What is it really like to live in space? What happens to the body in microgravity? Now, thanks to a training course being offered by ESA’s Education and Space Medicine Offices, medical and biology university students can find out.
ESA’s Education Office is inviting BSc and MSc university students studying medicine, allied healthcare subjects, life, biomedical or biomedical sciences to apply to the Human Space Physiology training course 2018. The course will be held between 20 and 24 March 2018, when selected students will be invited to the ESA Academy’s Training and Learning Centre at ESA’s European space Security and Education Centre (ESEC) in Belgium.

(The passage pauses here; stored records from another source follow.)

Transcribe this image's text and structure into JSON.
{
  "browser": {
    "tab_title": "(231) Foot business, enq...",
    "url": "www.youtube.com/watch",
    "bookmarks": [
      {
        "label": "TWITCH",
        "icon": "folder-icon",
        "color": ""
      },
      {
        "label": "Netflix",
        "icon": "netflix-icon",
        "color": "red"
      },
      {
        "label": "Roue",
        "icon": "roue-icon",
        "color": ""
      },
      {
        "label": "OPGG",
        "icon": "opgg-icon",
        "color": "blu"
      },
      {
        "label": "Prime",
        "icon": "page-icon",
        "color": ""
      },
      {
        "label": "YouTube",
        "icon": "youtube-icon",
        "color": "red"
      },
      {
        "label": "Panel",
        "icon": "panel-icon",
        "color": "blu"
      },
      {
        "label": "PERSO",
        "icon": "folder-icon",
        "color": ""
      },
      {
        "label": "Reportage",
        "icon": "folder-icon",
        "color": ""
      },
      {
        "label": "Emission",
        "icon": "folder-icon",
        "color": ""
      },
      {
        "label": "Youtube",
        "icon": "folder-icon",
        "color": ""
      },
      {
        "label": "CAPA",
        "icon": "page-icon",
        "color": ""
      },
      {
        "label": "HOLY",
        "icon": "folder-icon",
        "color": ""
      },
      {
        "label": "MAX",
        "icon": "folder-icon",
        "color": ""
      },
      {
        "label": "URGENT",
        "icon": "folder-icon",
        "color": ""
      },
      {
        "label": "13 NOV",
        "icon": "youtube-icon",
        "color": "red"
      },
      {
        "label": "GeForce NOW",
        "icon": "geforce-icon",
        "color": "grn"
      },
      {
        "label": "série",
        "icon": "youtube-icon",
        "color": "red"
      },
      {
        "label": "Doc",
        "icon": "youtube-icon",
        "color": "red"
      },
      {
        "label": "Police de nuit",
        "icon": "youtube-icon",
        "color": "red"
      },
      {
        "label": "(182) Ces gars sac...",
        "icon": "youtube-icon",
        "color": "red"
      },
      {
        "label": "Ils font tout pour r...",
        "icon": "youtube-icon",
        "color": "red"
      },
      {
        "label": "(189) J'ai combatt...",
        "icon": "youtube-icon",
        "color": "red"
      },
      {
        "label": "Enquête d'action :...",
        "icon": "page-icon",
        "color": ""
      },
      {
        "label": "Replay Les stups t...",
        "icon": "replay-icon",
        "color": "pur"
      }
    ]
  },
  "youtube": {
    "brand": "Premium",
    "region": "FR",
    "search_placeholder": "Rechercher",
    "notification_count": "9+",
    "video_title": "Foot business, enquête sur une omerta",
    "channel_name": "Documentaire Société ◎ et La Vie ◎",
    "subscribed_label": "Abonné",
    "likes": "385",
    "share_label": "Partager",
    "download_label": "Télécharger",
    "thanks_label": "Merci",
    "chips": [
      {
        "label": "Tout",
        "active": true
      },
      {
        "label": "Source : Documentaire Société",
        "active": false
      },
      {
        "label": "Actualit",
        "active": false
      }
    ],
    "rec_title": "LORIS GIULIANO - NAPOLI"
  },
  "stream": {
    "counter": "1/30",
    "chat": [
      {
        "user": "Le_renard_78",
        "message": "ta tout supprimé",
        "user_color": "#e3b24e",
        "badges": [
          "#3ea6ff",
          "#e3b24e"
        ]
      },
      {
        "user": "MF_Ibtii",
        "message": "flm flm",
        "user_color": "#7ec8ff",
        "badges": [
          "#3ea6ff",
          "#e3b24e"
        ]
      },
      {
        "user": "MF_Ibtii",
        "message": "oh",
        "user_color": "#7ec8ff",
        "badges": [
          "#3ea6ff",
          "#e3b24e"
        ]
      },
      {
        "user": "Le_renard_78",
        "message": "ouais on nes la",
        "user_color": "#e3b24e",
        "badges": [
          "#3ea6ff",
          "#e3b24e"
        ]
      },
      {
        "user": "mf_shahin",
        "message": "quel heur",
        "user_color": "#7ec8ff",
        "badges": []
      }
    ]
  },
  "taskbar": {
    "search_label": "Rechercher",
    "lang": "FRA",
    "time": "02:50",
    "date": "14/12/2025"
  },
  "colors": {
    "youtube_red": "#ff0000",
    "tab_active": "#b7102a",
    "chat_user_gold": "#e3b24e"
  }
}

Students will discover how spaceflight represents a significant physiological challenge for the human body. Having evolved in Earth’s gravity, our bodies must adapt when in microgravity. These changes to the human body must be understood in order to be able to develop effective strategies to support humans during prolonged missions to space.
During the four-day course, students will learn about the range of approaches used to study the physiological effects of spaceflight, including various ground-based analogues and models of the space environment, such as long-term (head down) bed rest and over-wintering in Antarctica. Approaches to mitigate the effects of weightlessness on the human body will also be discussed.
In addition to face-to-face and videoconference lectures, students will work on a mini-project in groups of 4 or 5 and will present it to the other participants on the final day of the course. Topics will include major issues and challenges facing human spaceflight such as: Female flyers - how can/should female astronaut health be addressed?; Bouncing babies - what could the biological effect of being born in partial gravity be on human development?
The students in ESEC will be joined by students at the European Astronaut Centre (EAC) in Cologne, Germany, who are registered in EAC partner programmes with the two sites collaborating via video conferencing.
Students participating in this training course can expect to be introduced to the following topics:
- What it’s really like to live in space
- The challenges, lessons, and successes that have led to permanent occupation of the International Space Station, and the conditions it must provide to protect and support life
- Human Space Physiology research performed both in space and on Earth
- How the senses perceive being ‘weightless’ in an orbiting space vehicle
- How key physiological systems respond to microgravity, what mechanisms underlie these changes, and some approaches that may be used to mitigate such effects
- Major issues and challenges facing current human spaceflight and future space exploration.
Interested students can fill in the application form here. The deadline for submission of completed applications is 2 February 2018 at 23:59pm CET.
Who can apply?
Students enrolled in university and who fulfil the following criteria at the time of application may be eligible:
- be aged between 18 and 32;
- be a citizen of an ESA Member or Associate State*;
- be enrolled as a full-time BSc or MSc student (or equivalent) in a university for the year 2017-2018;
- be studying medicine, allied healthcare subjects, life, biomedical or biological sciences.
The selected students will be sponsored by ESA’s Education Office. The sponsorship will cover accommodation and meals, as well as up to 200 euros for travelling to Redu, Belgium.
How do I apply?
- Fill in the application form;
- Upload a motivation letter (PDF, maximum 1 page, no images);
- Upload a CV (PDF, maximum 2 pages);
- Upload a formal recommendation letter (PDF, maximum 1 page, including signature, no images) from a university professor or an academic supervisor from your current university;
- Upload an official copy of academic records (PDF, in English, with the university stamp);
- Upload a short abstract (maximum 500 words) based on the title "Being in space induces de-conditioning of numerous physiological systems." Briefly define the major changes observed in a single physiological system and define whether this presents any issues for a return to the Moon (PDF, no images);
For more information, please contact: esa.academy @ esa.int